As Tempel finishes this explanation, it's clear that he's as excited as the other members of his team -- Brad Roulier, vice president of business development; Kelly Isaacs, e-marketing and PR manager; and Shawn Sabo, director of marketing and PR -- who've assembled in his office to recount Beatport's growth trajectory over the past year.
In November 2002, Beatport.com was little more than an idea. Eloy Lopez, a DJ friend of Tempel's, had purchased a copy of Final Scratch, the cutting-edge software that allows DJs to manipulate digital music with the ease and control of traditional turntables. Lopez was frustrated by the amount of effort required to use the technology -- buying a piece of vinyl, burning it onto the computer and then loading it onto Final Scratch -- and casually mentioned to Tempel how much more efficient it would be if there were a site dedicated to circumventing that cumbersome process.
Four months later, Tempel, then the CEO of Factory Design Labs and a fellow DJ, started hashing out a business plan with Jeff Giarraputo, Factory's vice president.

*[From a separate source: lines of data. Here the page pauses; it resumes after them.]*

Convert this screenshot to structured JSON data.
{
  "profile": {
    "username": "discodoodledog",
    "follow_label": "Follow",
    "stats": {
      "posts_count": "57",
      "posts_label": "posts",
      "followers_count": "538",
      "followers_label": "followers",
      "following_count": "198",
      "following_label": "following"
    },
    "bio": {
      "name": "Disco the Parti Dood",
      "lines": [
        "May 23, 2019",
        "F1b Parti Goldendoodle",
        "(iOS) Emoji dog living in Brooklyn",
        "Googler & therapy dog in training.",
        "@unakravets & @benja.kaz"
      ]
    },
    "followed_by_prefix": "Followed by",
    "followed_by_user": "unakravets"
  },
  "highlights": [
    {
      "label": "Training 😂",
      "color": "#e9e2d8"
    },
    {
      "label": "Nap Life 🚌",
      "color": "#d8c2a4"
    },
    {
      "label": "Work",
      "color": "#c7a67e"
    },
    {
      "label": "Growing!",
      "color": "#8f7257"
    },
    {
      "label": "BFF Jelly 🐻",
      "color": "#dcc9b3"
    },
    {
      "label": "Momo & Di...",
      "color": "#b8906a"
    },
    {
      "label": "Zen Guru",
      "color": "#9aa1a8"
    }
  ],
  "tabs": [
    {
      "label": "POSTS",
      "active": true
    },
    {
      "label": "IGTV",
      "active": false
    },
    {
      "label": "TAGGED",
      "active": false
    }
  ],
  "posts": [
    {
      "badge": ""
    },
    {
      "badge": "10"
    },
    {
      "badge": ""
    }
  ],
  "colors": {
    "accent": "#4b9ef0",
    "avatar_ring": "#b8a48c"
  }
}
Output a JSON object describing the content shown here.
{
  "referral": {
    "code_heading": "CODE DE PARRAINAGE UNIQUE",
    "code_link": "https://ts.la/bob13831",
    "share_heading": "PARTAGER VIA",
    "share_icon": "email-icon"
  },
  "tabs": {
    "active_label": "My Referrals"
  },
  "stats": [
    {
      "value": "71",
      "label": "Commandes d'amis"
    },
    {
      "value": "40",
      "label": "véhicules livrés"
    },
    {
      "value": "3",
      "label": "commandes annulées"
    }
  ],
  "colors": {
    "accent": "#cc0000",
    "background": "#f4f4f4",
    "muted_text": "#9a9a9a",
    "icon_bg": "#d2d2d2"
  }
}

Before long, a new team was taking shape. Along with Roulier and Lopez, who quit his job as an engineer to work on the project full-time, Bad Boy Bill came on board and helped recruit the artists and labels that would be featured on the site. John Acquaviva and Richie Hawtin -- the pair who own the trademark to Final Scratch and helped pioneer the technology -- signed on as strategic developers. By June 2003, the plan was in motion. And after seven months of hard-core development, Beatport was born.
Beatport's entry was unprecedented in terms of innovation. Ideologically, the new online vehicle encouraged users to forsake vinyl purchases in favor of digital. But in order for Beatport to be successful, this meant DJs had to make a paradigm shift in both their mindset and approach -- a daunting task when you consider that for DJs, there's always been an inherent romanticism in visiting the record store.

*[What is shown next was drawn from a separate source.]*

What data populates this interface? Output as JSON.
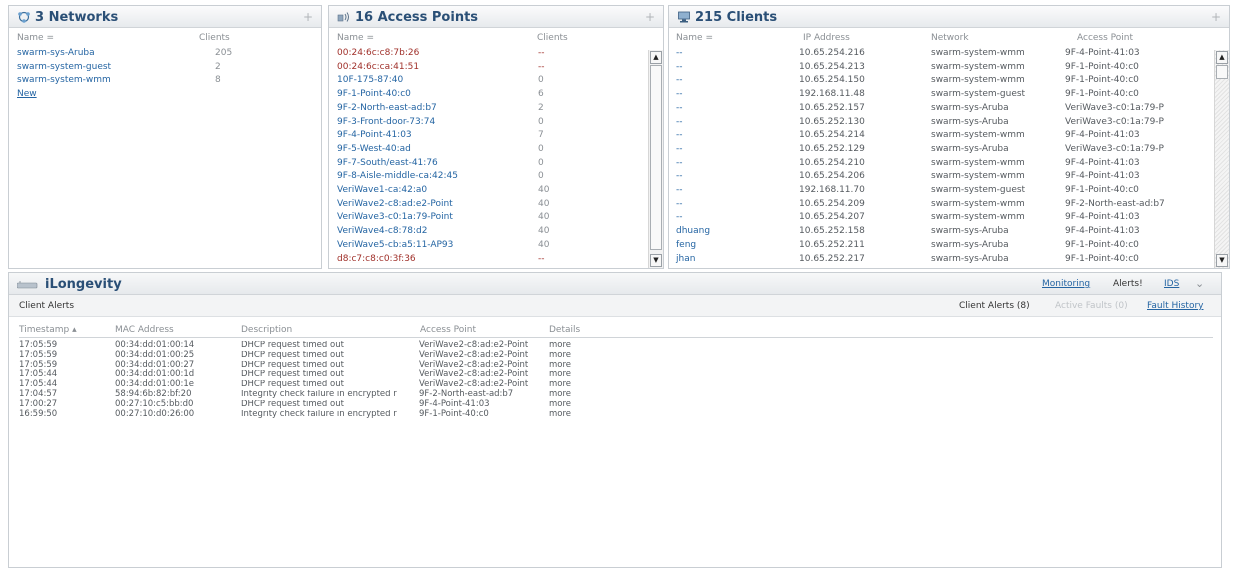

"It took me over a year to deal with it," Tempel confesses. "But for the touring DJ, the CD is a must-have. They lose records all the time. And there's extra freight charges and all that extra crap. You take a book of CDs, you've got more music -- a lot more music -- and it never leaves your hand.
"The whole philosophy of the culture is shifting," he continues. "And it's shifting more towards kind of this awakening of like, &'Wow, we were really trapped, and everything else progressed around us.' And now the DJ has kind of woken up. Vinyl is a collector's medium. Dance music is a disposable product. I have 10,000 records down in a basement over there that I didn't even bother to move up here. Why? Why the hell would I do that?"
"With digital medium, you can do more stuff than you could ever do with vinyl," adds Roulier, who's also the director of entertainment at the Church and Vinyl. "All you could do with vinyl was slow it down, speed it up and mix it together. With Final Scratch and CDJs, there's loop functionality, reversing, effects -- there's all sorts of things you can do."
Beatport is striving to stay on point as more DJs transition into the digital realm, with renowned jocks like Jazzy Jeff and Sasha leading the way. Even so, Tempel understands that some will be reluctant to make the move.
"There is an intimidation factor of learning something new," he admits. "It's like going from skiing to snowboarding: You've been skiing your whole life, but now you can't get off the lift. Every logo that you've ever seen of DJs has a turntable in it. It's a hard stereotype to break. And we don't want the DJ to lose any credibility. We want to give them more of what they want."